More than 150 years ago, Stockbridge Market in Edinburgh was a popular destination for local residents looking to get their hands on freshly butchered meat. Today, they had to make do with Alistair Darling.
The bruised leader of the Better Together campaign came to Stockbridge, now one of the city’s most fashionable and affluent districts, with the aim of reassuring core supporters that the Union was not about to be consigned to history, a day after a poll gave the campaign for Scottish independence the lead for the first time.
Although he was in his campaign's heartland, the former chancellor looked like he expected a rough ride, nervously glancing about him as he pressed his way through the crowd of people half-heartedly holding up No Thanks placards.
Suddenly, a man thrust his face towards him – but it was a false alarm. “I just wanted to come to tell you that we think you’re doing a great job,” he said. “Thank you, it’s always welcome to hear that,” replied Mr Darling, looking visibly relieved.
“Alistair, can we get the message across that it’s our United Kingdom and we’re keeping it?” asked another supporter, channelling Alex Salmond’s argument on why Scotland is entitled to keep the pound.
Dutifully picking his way through the throng of volunteers, photographers and reporters, Mr Darling was repeatedly asked if he was nervous, worried, panicking. “I’m very happy with the way the campaign is going,” came the rather unconvincing reply.
“As people concentrate and look at the issues at stake over the next 10 days, I’m increasingly confident that we will win,” he added. “It’s always going to come down to the wire, every single vote counts, but the stakes are so high that I think people in Scotland are very focused on that – what it means for themselves and their families. We’ll win.”
But some Better Together supporters who turned out to see him were not so sure. Catherine Burns, a retired lawyer who has been volunteering with the campaign for a year, said she was “worried” about the result and that “the final push” would be essential. “I think Yes voters are just totally committed and have been for a very long time,” she said, adding that the second televised debate – which Mr Darling is widely accepted to have lost to Mr Salmond – appears to have been a turning point.
Nigel Sharp, whose west highland terrier Angus is sporting a No badge in his collar, was also critical of the campaign. “I think they might have been more up front early on about the devolution of more powers. I think there’s an underlying majority for No, but it’s a question of getting the vote out,” he said, adding that the poll giving the Yes campaign the lead should act as a “wake up call”.
Other Better Together events have attracted small contingents of Yes supporters eager to make sure their voice is heard.
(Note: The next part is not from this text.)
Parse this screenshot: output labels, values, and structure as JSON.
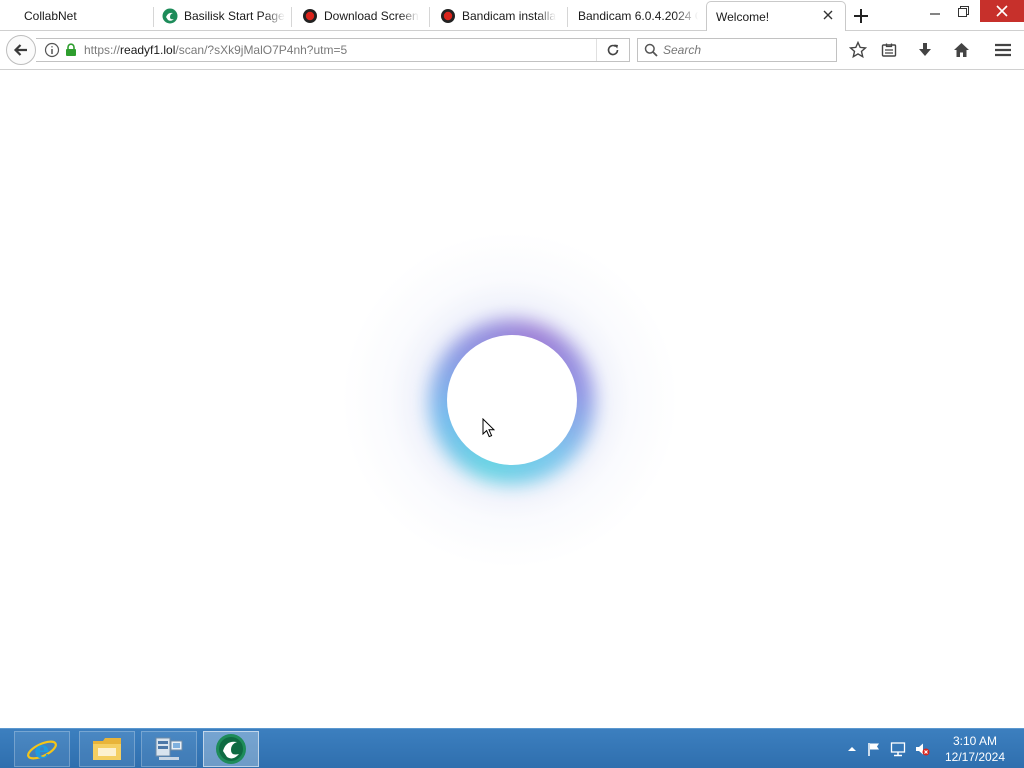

Not so today, when the only interruption came from a passing woman: “Give up the ghost,” she cried in Mr Darling’s general direction. Not even the news that the Duke and Duchess of Cambridge were expecting their second child, announced shortly before Mr Darling made his entrance, could lift the mood of the group.
Another No supporter, Callum Laidlaw, said his campaign should try to appeal “more to the heart and less to the head”. “The No campaign has been very head-focused, very economic-focused. Maybe people want a bit more emotion. It needs to be people speaking passionately about the Union, and I think people are finally doing that. That’s something that perhaps we’ve learnt from the Yes campaign,” he said.
“I think there’s been complacency among No supporters. When you’re so far ahead for so long, people think that they don’t need to get out there and show support. But I think that’s changing now and we’re going to have an exciting 10 days. People who have been more reticent are now out on the streets.”